+++ Input for this task +++

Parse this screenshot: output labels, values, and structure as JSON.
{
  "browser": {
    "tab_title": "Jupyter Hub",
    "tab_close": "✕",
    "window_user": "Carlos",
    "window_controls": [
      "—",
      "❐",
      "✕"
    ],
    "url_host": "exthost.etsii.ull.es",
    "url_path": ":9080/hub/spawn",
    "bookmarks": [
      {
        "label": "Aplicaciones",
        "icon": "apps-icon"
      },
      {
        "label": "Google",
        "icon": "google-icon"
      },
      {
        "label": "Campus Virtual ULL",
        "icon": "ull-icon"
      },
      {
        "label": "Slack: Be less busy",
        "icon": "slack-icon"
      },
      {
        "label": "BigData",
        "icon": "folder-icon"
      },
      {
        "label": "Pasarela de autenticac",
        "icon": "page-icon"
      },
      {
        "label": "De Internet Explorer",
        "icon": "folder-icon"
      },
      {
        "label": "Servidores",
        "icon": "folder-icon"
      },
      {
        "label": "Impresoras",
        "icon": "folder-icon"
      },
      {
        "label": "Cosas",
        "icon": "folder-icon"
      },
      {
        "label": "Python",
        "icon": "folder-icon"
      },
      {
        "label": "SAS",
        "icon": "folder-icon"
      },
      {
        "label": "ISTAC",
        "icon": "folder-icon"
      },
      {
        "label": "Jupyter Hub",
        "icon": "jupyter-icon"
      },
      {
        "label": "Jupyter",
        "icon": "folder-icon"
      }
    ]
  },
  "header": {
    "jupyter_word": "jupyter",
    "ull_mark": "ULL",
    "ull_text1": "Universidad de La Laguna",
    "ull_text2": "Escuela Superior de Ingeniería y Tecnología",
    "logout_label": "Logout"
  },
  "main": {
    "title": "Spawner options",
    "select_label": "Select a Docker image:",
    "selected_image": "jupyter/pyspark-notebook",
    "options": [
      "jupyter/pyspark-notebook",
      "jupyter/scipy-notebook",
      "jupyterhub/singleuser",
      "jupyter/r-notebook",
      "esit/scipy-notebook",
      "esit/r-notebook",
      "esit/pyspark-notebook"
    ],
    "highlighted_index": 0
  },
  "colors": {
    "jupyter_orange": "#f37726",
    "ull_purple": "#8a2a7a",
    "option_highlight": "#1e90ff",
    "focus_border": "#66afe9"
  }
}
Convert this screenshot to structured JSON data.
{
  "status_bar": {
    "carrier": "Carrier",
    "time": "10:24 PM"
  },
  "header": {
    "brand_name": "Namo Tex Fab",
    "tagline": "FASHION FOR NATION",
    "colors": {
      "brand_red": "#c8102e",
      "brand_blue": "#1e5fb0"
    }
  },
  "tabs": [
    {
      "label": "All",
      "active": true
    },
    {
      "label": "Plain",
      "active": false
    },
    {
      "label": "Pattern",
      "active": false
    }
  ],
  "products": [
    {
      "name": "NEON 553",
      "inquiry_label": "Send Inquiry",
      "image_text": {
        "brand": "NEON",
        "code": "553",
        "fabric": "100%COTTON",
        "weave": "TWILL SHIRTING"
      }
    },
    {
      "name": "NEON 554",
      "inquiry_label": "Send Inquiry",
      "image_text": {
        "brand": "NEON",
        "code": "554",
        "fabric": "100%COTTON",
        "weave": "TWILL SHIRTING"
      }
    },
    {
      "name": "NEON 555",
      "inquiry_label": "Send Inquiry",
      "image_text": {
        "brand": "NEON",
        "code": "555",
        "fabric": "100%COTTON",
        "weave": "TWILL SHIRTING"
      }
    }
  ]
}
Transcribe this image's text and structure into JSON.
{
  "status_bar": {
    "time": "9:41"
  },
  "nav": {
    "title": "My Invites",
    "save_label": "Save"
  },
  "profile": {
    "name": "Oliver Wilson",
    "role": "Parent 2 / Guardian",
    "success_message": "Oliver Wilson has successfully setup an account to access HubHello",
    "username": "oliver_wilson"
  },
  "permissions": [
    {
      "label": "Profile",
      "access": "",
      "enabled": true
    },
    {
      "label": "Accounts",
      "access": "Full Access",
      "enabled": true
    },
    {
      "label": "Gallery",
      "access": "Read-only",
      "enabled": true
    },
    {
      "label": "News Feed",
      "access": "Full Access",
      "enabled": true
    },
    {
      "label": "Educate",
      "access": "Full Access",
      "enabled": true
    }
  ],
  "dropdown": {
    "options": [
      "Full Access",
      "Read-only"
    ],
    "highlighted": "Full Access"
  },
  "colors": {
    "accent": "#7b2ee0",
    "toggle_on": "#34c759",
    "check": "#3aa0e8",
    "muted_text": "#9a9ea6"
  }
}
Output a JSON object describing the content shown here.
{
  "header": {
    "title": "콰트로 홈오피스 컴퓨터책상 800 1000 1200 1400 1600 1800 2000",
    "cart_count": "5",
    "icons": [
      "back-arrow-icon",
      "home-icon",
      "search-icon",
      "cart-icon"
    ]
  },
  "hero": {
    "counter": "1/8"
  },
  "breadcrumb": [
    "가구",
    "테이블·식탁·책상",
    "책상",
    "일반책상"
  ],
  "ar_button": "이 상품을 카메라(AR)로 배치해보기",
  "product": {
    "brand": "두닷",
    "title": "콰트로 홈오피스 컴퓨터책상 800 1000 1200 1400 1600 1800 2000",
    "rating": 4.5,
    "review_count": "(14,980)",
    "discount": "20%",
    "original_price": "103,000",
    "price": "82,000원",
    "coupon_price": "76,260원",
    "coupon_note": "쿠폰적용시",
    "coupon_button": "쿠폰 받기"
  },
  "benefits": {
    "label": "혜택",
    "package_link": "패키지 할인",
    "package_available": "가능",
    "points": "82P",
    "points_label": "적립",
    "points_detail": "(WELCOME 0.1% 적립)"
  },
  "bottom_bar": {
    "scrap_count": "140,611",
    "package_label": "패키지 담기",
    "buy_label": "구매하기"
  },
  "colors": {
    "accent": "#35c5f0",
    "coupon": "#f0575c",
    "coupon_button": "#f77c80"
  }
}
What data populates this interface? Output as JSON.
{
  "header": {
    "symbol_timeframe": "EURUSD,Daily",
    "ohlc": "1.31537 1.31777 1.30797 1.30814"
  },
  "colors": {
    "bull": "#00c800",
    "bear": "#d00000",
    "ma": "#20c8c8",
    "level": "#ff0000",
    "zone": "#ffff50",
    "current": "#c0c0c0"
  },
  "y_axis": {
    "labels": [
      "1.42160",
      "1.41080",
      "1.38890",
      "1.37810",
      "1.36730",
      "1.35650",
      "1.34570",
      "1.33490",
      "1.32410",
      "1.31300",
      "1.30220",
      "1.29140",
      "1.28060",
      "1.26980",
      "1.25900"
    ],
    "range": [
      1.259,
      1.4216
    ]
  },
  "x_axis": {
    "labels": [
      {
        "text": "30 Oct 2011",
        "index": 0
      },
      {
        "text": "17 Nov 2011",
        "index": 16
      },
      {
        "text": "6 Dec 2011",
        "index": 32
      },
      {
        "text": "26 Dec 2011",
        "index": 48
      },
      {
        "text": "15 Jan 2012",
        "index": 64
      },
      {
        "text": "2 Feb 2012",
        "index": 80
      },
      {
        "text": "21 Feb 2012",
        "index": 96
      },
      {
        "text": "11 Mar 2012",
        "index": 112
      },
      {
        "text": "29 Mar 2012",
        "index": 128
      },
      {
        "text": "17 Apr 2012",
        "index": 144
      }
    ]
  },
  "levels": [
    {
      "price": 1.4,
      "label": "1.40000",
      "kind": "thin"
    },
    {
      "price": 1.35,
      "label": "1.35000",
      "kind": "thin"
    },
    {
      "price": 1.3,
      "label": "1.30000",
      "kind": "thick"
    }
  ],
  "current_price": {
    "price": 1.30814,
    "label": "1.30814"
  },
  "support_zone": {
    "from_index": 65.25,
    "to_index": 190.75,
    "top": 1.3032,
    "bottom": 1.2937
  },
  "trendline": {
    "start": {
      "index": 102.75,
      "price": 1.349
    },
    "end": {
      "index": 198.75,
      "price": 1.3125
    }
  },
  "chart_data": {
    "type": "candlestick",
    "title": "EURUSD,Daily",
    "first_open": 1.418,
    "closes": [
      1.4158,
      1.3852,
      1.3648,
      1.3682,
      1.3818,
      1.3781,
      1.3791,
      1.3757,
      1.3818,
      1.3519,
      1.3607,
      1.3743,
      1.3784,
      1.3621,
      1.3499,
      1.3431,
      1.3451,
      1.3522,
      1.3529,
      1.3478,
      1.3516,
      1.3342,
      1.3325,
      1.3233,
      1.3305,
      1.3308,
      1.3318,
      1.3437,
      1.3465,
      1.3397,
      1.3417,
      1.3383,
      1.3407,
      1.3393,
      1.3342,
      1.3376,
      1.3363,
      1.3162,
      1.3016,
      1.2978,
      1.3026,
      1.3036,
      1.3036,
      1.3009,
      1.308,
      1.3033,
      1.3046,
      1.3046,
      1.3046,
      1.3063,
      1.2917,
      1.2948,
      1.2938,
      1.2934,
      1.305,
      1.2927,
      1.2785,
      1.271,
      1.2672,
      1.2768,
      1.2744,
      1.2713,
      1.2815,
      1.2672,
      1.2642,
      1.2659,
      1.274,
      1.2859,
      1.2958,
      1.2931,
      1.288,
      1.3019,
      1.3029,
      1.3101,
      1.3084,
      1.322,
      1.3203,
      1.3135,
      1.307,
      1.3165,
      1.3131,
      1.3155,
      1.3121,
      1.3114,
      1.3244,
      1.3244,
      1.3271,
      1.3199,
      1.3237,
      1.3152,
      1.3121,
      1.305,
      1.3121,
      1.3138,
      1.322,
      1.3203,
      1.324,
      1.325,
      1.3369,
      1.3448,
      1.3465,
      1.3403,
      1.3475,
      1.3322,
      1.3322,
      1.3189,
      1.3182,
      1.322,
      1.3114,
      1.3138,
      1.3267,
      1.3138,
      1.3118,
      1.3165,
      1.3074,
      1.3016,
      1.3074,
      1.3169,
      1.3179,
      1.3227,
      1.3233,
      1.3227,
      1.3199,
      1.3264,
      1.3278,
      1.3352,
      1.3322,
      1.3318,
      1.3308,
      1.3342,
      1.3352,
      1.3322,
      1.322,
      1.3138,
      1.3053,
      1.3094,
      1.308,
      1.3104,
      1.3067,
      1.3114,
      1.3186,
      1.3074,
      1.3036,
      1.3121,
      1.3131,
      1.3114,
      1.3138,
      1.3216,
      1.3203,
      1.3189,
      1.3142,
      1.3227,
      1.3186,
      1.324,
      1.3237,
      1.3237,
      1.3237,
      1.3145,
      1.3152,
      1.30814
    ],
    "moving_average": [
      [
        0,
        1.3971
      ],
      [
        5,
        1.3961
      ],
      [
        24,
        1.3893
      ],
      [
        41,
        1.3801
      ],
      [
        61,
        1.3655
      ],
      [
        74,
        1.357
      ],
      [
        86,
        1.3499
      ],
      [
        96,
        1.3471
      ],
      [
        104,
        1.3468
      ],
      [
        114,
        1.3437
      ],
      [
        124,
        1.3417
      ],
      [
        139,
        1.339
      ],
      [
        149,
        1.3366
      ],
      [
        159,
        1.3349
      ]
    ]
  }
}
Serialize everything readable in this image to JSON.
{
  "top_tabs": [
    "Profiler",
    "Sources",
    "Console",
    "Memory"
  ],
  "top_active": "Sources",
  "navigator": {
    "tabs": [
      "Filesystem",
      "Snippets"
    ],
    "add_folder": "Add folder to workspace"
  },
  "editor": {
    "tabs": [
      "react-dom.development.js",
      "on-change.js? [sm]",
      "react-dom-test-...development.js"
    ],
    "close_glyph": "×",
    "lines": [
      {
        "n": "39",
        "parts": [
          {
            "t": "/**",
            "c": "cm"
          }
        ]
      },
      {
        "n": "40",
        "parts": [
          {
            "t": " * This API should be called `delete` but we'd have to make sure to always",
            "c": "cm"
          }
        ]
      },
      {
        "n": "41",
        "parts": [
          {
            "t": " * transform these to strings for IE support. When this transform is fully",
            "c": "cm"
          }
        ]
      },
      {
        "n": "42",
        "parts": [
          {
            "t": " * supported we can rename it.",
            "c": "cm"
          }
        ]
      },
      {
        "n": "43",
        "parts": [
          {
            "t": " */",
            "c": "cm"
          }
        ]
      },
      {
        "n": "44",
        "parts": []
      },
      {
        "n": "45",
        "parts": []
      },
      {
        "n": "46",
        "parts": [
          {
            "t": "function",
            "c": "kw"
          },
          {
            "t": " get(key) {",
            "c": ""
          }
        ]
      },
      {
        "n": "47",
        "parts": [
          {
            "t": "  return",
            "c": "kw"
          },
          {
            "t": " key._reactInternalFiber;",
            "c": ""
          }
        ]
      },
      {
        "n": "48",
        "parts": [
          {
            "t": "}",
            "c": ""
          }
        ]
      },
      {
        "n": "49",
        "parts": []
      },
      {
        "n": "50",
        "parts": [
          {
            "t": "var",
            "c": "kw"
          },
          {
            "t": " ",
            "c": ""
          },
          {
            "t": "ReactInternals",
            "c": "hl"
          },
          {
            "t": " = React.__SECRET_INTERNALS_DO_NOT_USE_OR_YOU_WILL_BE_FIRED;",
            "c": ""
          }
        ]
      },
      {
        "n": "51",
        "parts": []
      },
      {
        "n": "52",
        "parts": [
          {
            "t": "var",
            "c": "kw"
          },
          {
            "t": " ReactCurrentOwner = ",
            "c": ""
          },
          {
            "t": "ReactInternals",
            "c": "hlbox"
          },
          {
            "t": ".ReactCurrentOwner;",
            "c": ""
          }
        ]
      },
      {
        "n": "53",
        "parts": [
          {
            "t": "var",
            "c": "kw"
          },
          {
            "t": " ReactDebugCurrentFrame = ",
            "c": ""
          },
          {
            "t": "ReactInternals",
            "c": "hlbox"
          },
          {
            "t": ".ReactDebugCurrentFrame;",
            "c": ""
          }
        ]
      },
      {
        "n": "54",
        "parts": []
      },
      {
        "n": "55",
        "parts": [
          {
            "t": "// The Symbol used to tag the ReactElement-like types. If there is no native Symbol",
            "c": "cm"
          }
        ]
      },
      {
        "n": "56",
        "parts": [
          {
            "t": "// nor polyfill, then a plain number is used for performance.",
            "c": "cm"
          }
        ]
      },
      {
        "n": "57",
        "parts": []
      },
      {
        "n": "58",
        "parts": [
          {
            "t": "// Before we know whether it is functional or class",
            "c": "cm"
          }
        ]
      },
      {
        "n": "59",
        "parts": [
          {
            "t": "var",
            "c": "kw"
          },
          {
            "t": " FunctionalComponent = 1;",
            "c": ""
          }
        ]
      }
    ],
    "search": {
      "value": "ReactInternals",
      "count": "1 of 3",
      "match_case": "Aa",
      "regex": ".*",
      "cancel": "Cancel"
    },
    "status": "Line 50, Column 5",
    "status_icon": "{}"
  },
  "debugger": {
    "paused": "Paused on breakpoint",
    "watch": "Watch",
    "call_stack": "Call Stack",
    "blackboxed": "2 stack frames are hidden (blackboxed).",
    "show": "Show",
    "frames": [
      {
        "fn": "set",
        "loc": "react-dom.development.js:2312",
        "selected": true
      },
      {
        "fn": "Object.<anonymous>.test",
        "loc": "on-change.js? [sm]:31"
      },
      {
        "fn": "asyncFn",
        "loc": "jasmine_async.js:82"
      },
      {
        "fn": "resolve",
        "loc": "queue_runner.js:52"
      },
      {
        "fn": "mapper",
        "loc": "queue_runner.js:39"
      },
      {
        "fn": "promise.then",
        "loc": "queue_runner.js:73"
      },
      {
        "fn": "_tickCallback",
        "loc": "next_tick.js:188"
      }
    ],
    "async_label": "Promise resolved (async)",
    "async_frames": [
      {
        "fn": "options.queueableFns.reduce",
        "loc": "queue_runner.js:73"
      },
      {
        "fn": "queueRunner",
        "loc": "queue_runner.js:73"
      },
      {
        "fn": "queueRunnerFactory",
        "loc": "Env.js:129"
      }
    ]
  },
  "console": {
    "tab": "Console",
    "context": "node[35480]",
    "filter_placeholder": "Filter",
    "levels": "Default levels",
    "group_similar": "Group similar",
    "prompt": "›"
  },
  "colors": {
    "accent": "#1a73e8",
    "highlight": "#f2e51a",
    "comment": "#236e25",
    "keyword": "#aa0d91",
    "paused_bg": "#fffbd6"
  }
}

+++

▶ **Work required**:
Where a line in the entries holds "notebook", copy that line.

▶ **Problem solution**:
    "selected_image": "jupyter/pyspark-notebook",
      "jupyter/pyspark-notebook",
      "jupyter/scipy-notebook",
      "jupyter/r-notebook",
      "esit/scipy-notebook",
      "esit/r-notebook",
      "esit/pyspark-notebook"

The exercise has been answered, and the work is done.